(Items from a dataset)
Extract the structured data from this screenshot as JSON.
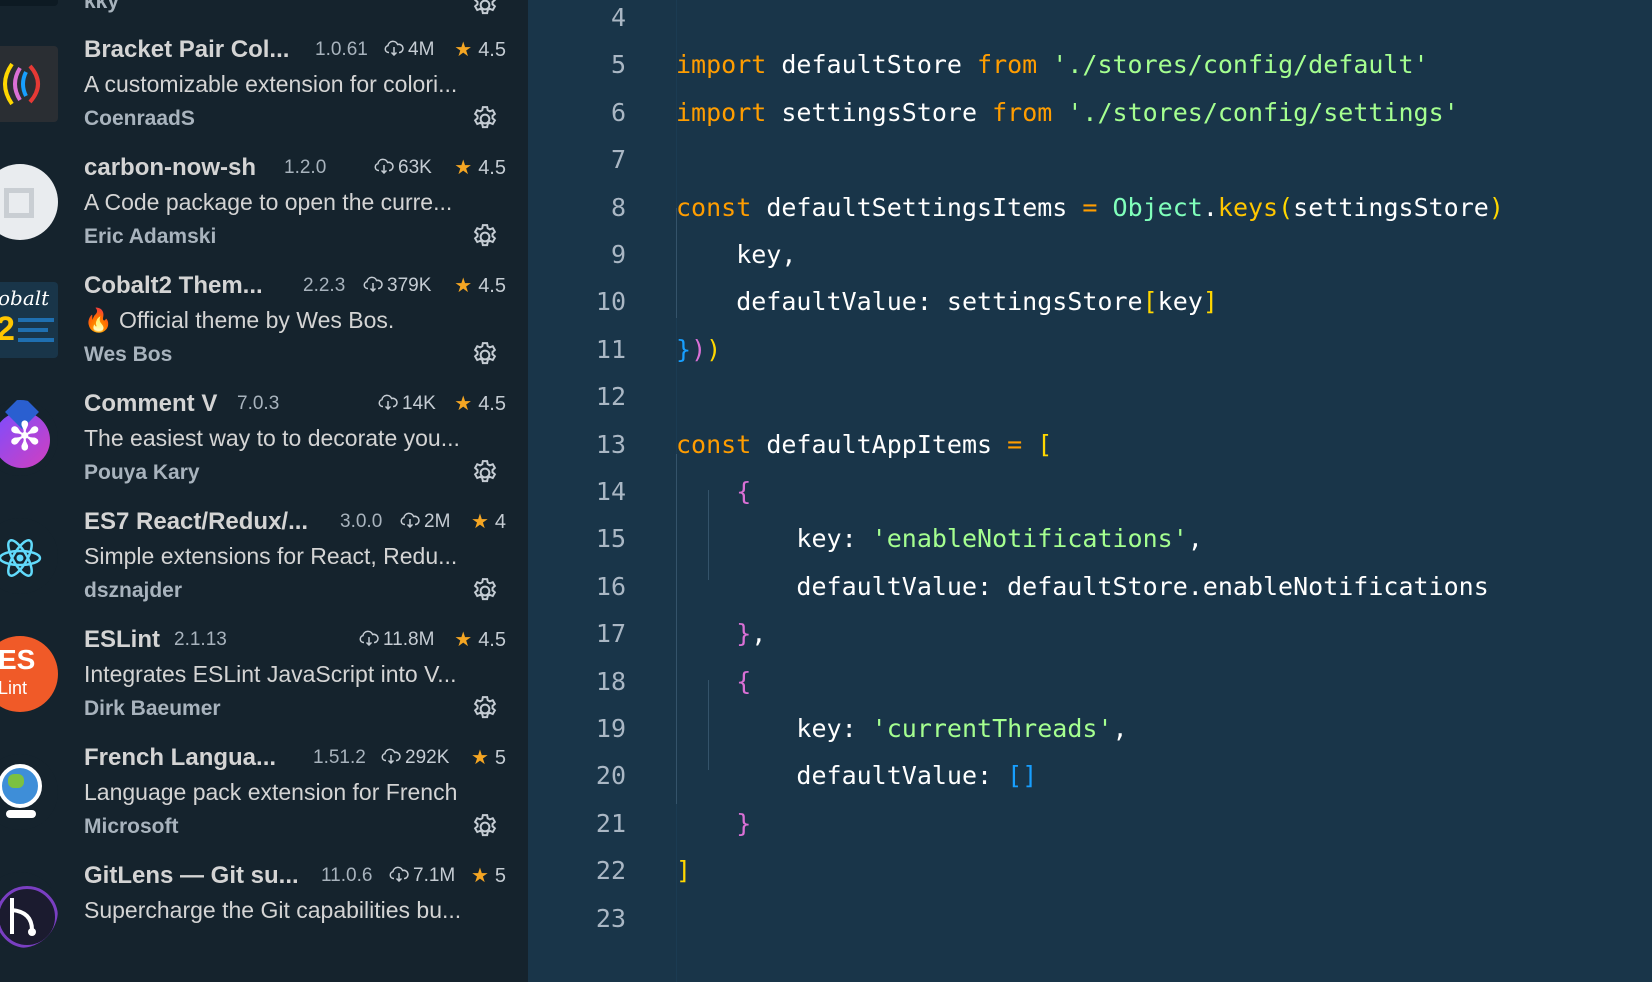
{
  "extensions": [
    {
      "name": "Bracket Pair Col...",
      "version": "1.0.61",
      "downloads": "4M",
      "rating": "4.5",
      "description": "A customizable extension for colori...",
      "author": "CoenraadS"
    },
    {
      "name": "carbon-now-sh",
      "version": "1.2.0",
      "downloads": "63K",
      "rating": "4.5",
      "description": "A Code package to open the curre...",
      "author": "Eric Adamski"
    },
    {
      "name": "Cobalt2 Them...",
      "version": "2.2.3",
      "downloads": "379K",
      "rating": "4.5",
      "description": "🔥 Official theme by Wes Bos.",
      "author": "Wes Bos"
    },
    {
      "name": "Comment V",
      "version": "7.0.3",
      "downloads": "14K",
      "rating": "4.5",
      "description": "The easiest way to to decorate you...",
      "author": "Pouya Kary"
    },
    {
      "name": "ES7 React/Redux/...",
      "version": "3.0.0",
      "downloads": "2M",
      "rating": "4",
      "description": "Simple extensions for React, Redu...",
      "author": "dsznajder"
    },
    {
      "name": "ESLint",
      "version": "2.1.13",
      "downloads": "11.8M",
      "rating": "4.5",
      "description": "Integrates ESLint JavaScript into V...",
      "author": "Dirk Baeumer"
    },
    {
      "name": "French Langua...",
      "version": "1.51.2",
      "downloads": "292K",
      "rating": "5",
      "description": "Language pack extension for French",
      "author": "Microsoft"
    },
    {
      "name": "GitLens — Git su...",
      "version": "11.0.6",
      "downloads": "7.1M",
      "rating": "5",
      "description": "Supercharge the Git capabilities bu...",
      "author": ""
    }
  ],
  "partial_top_author": "kky",
  "icon_labels": {
    "cobalt": "obalt",
    "cobalt_num": "2",
    "eslint_top": "ES",
    "eslint_bottom": "Lint"
  },
  "editor": {
    "line_numbers": [
      "4",
      "5",
      "6",
      "7",
      "8",
      "9",
      "10",
      "11",
      "12",
      "13",
      "14",
      "15",
      "16",
      "17",
      "18",
      "19",
      "20",
      "21",
      "22",
      "23"
    ],
    "code": {
      "l5": {
        "kw1": "import",
        "id": " defaultStore ",
        "kw2": "from",
        "s": " './stores/config/default'"
      },
      "l6": {
        "kw1": "import",
        "id": " settingsStore ",
        "kw2": "from",
        "s": " './stores/config/settings'"
      },
      "l8": {
        "kw": "const",
        "id": " defaultSettingsItems ",
        "eq": "=",
        "obj": " Object",
        "dot": ".",
        "fn": "keys",
        "p": "(",
        "arg": "settingsStore",
        ")": ")"
      },
      "l9": "key,",
      "l10": {
        "k": "defaultValue: settingsStore",
        "b1": "[",
        "key": "key",
        "b2": "]"
      },
      "l11": {
        "a": "}",
        "b": ")",
        "c": ")"
      },
      "l13": {
        "kw": "const",
        "id": " defaultAppItems ",
        "eq": "=",
        "br": " ["
      },
      "l14": "{",
      "l15": {
        "k": "key: ",
        "s": "'enableNotifications'",
        "c": ","
      },
      "l16": "defaultValue: defaultStore.enableNotifications",
      "l17": {
        "b": "}",
        "c": ","
      },
      "l18": "{",
      "l19": {
        "k": "key: ",
        "s": "'currentThreads'",
        "c": ","
      },
      "l20": {
        "k": "defaultValue: ",
        "b": "[]"
      },
      "l21": "}",
      "l22": "]"
    }
  }
}
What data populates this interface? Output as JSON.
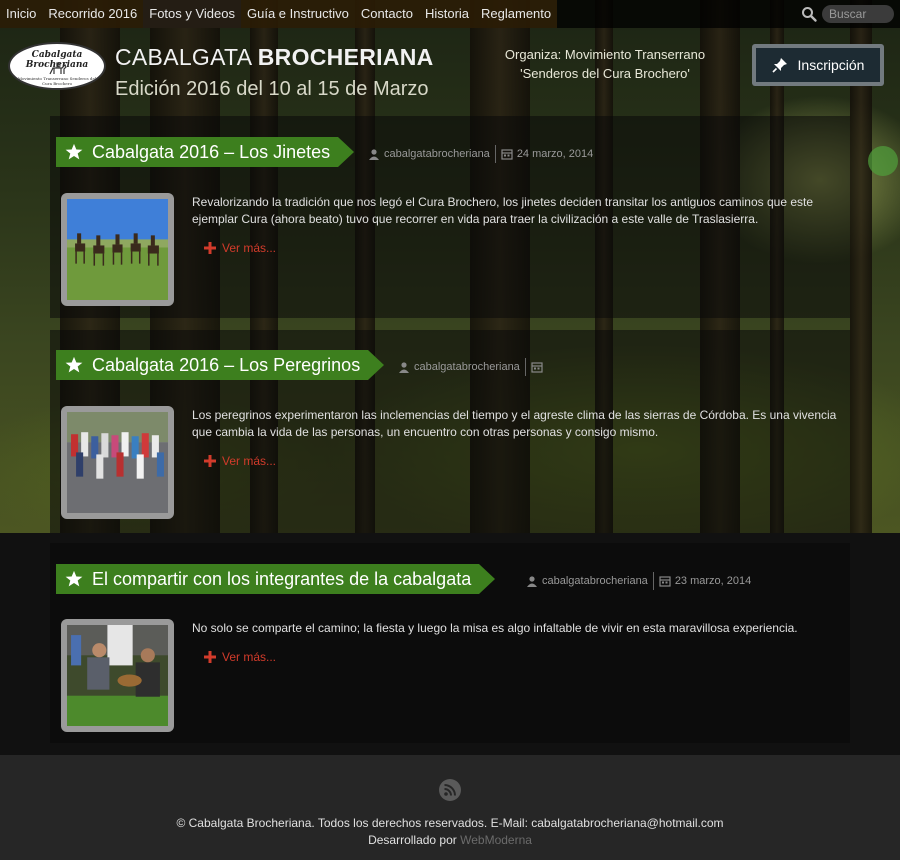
{
  "nav": {
    "items": [
      {
        "label": "Inicio"
      },
      {
        "label": "Recorrido 2016"
      },
      {
        "label": "Fotos y Videos"
      },
      {
        "label": "Guía e Instructivo"
      },
      {
        "label": "Contacto"
      },
      {
        "label": "Historia"
      },
      {
        "label": "Reglamento"
      }
    ],
    "active_index": 2,
    "search_placeholder": "Buscar"
  },
  "header": {
    "logo_text": "Cabalgata Brocheriana",
    "logo_subtext": "Movimiento Transerrano Senderos del Cura Brochero",
    "title_light": "CABALGATA ",
    "title_bold": "BROCHERIANA",
    "subtitle": "Edición 2016 del 10 al 15 de Marzo",
    "organiza_line1": "Organiza: Movimiento Transerrano",
    "organiza_line2": "'Senderos del Cura Brochero'",
    "inscripcion_label": "Inscripción"
  },
  "posts": [
    {
      "title": "Cabalgata 2016 – Los Jinetes",
      "author": "cabalgatabrocheriana",
      "date": "24 marzo, 2014",
      "excerpt": "Revalorizando la tradición que nos legó el Cura Brochero, los jinetes deciden transitar los antiguos caminos que este ejemplar Cura (ahora beato) tuvo que recorrer en vida para traer la civilización a este valle de Traslasierra.",
      "readmore": "Ver más..."
    },
    {
      "title": "Cabalgata 2016 – Los Peregrinos",
      "author": "cabalgatabrocheriana",
      "date": "",
      "excerpt": "Los peregrinos experimentaron las inclemencias del tiempo y el agreste clima de las sierras de Córdoba. Es una vivencia que cambia la vida de las personas, un encuentro con otras personas y consigo mismo.",
      "readmore": "Ver más..."
    },
    {
      "title": "El compartir con los integrantes de la cabalgata",
      "author": "cabalgatabrocheriana",
      "date": "23 marzo, 2014",
      "excerpt": "No solo se comparte el camino; la fiesta y luego la misa es algo infaltable de vivir en esta maravillosa experiencia.",
      "readmore": "Ver más..."
    }
  ],
  "footer": {
    "copyright": "© Cabalgata Brocheriana. Todos los derechos reservados. E-Mail: cabalgatabrocheriana@hotmail.com",
    "developed_prefix": "Desarrollado por ",
    "developed_link": "WebModerna"
  },
  "colors": {
    "title_bar_green": "#3d7f1e",
    "readmore_red": "#d23b2b",
    "inscripcion_bg": "#1d2b33"
  },
  "icons": [
    "search-icon",
    "star-icon",
    "user-icon",
    "calendar-icon",
    "plus-icon",
    "rss-icon",
    "pin-icon"
  ]
}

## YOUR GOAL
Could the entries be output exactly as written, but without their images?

## WRITTEN RESPONSE
Extract the structured data from this screenshot as JSON.
{
  "extensions": [
    {
      "name": "Bracket Pair Col...",
      "version": "1.0.61",
      "downloads": "4M",
      "rating": "4.5",
      "description": "A customizable extension for colori...",
      "author": "CoenraadS"
    },
    {
      "name": "carbon-now-sh",
      "version": "1.2.0",
      "downloads": "63K",
      "rating": "4.5",
      "description": "A Code package to open the curre...",
      "author": "Eric Adamski"
    },
    {
      "name": "Cobalt2 Them...",
      "version": "2.2.3",
      "downloads": "379K",
      "rating": "4.5",
      "description": "🔥 Official theme by Wes Bos.",
      "author": "Wes Bos"
    },
    {
      "name": "Comment V",
      "version": "7.0.3",
      "downloads": "14K",
      "rating": "4.5",
      "description": "The easiest way to to decorate you...",
      "author": "Pouya Kary"
    },
    {
      "name": "ES7 React/Redux/...",
      "version": "3.0.0",
      "downloads": "2M",
      "rating": "4",
      "description": "Simple extensions for React, Redu...",
      "author": "dsznajder"
    },
    {
      "name": "ESLint",
      "version": "2.1.13",
      "downloads": "11.8M",
      "rating": "4.5",
      "description": "Integrates ESLint JavaScript into V...",
      "author": "Dirk Baeumer"
    },
    {
      "name": "French Langua...",
      "version": "1.51.2",
      "downloads": "292K",
      "rating": "5",
      "description": "Language pack extension for French",
      "author": "Microsoft"
    },
    {
      "name": "GitLens — Git su...",
      "version": "11.0.6",
      "downloads": "7.1M",
      "rating": "5",
      "description": "Supercharge the Git capabilities bu...",
      "author": ""
    }
  ],
  "partial_top_author": "kky",
  "icon_labels": {
    "cobalt": "obalt",
    "cobalt_num": "2",
    "eslint_top": "ES",
    "eslint_bottom": "Lint"
  },
  "editor": {
    "line_numbers": [
      "4",
      "5",
      "6",
      "7",
      "8",
      "9",
      "10",
      "11",
      "12",
      "13",
      "14",
      "15",
      "16",
      "17",
      "18",
      "19",
      "20",
      "21",
      "22",
      "23"
    ],
    "code": {
      "l5": {
        "kw1": "import",
        "id": " defaultStore ",
        "kw2": "from",
        "s": " './stores/config/default'"
      },
      "l6": {
        "kw1": "import",
        "id": " settingsStore ",
        "kw2": "from",
        "s": " './stores/config/settings'"
      },
      "l8": {
        "kw": "const",
        "id": " defaultSettingsItems ",
        "eq": "=",
        "obj": " Object",
        "dot": ".",
        "fn": "keys",
        "p": "(",
        "arg": "settingsStore",
        ")": ")"
      },
      "l9": "key,",
      "l10": {
        "k": "defaultValue: settingsStore",
        "b1": "[",
        "key": "key",
        "b2": "]"
      },
      "l11": {
        "a": "}",
        "b": ")",
        "c": ")"
      },
      "l13": {
        "kw": "const",
        "id": " defaultAppItems ",
        "eq": "=",
        "br": " ["
      },
      "l14": "{",
      "l15": {
        "k": "key: ",
        "s": "'enableNotifications'",
        "c": ","
      },
      "l16": "defaultValue: defaultStore.enableNotifications",
      "l17": {
        "b": "}",
        "c": ","
      },
      "l18": "{",
      "l19": {
        "k": "key: ",
        "s": "'currentThreads'",
        "c": ","
      },
      "l20": {
        "k": "defaultValue: ",
        "b": "[]"
      },
      "l21": "}",
      "l22": "]"
    }
  }
}
What data populates this interface? Output as JSON.
{
  "nav": {
    "items": [
      {
        "label": "Inicio"
      },
      {
        "label": "Recorrido 2016"
      },
      {
        "label": "Fotos y Videos"
      },
      {
        "label": "Guía e Instructivo"
      },
      {
        "label": "Contacto"
      },
      {
        "label": "Historia"
      },
      {
        "label": "Reglamento"
      }
    ],
    "active_index": 2,
    "search_placeholder": "Buscar"
  },
  "header": {
    "logo_text": "Cabalgata Brocheriana",
    "logo_subtext": "Movimiento Transerrano Senderos del Cura Brochero",
    "title_light": "CABALGATA ",
    "title_bold": "BROCHERIANA",
    "subtitle": "Edición 2016 del 10 al 15 de Marzo",
    "organiza_line1": "Organiza: Movimiento Transerrano",
    "organiza_line2": "'Senderos del Cura Brochero'",
    "inscripcion_label": "Inscripción"
  },
  "posts": [
    {
      "title": "Cabalgata 2016 – Los Jinetes",
      "author": "cabalgatabrocheriana",
      "date": "24 marzo, 2014",
      "excerpt": "Revalorizando la tradición que nos legó el Cura Brochero, los jinetes deciden transitar los antiguos caminos que este ejemplar Cura (ahora beato) tuvo que recorrer en vida para traer la civilización a este valle de Traslasierra.",
      "readmore": "Ver más..."
    },
    {
      "title": "Cabalgata 2016 – Los Peregrinos",
      "author": "cabalgatabrocheriana",
      "date": "",
      "excerpt": "Los peregrinos experimentaron las inclemencias del tiempo y el agreste clima de las sierras de Córdoba. Es una vivencia que cambia la vida de las personas, un encuentro con otras personas y consigo mismo.",
      "readmore": "Ver más..."
    },
    {
      "title": "El compartir con los integrantes de la cabalgata",
      "author": "cabalgatabrocheriana",
      "date": "23 marzo, 2014",
      "excerpt": "No solo se comparte el camino; la fiesta y luego la misa es algo infaltable de vivir en esta maravillosa experiencia.",
      "readmore": "Ver más..."
    }
  ],
  "footer": {
    "copyright": "© Cabalgata Brocheriana. Todos los derechos reservados. E-Mail: cabalgatabrocheriana@hotmail.com",
    "developed_prefix": "Desarrollado por ",
    "developed_link": "WebModerna"
  },
  "colors": {
    "title_bar_green": "#3d7f1e",
    "readmore_red": "#d23b2b",
    "inscripcion_bg": "#1d2b33"
  },
  "icons": [
    "search-icon",
    "star-icon",
    "user-icon",
    "calendar-icon",
    "plus-icon",
    "rss-icon",
    "pin-icon"
  ]
}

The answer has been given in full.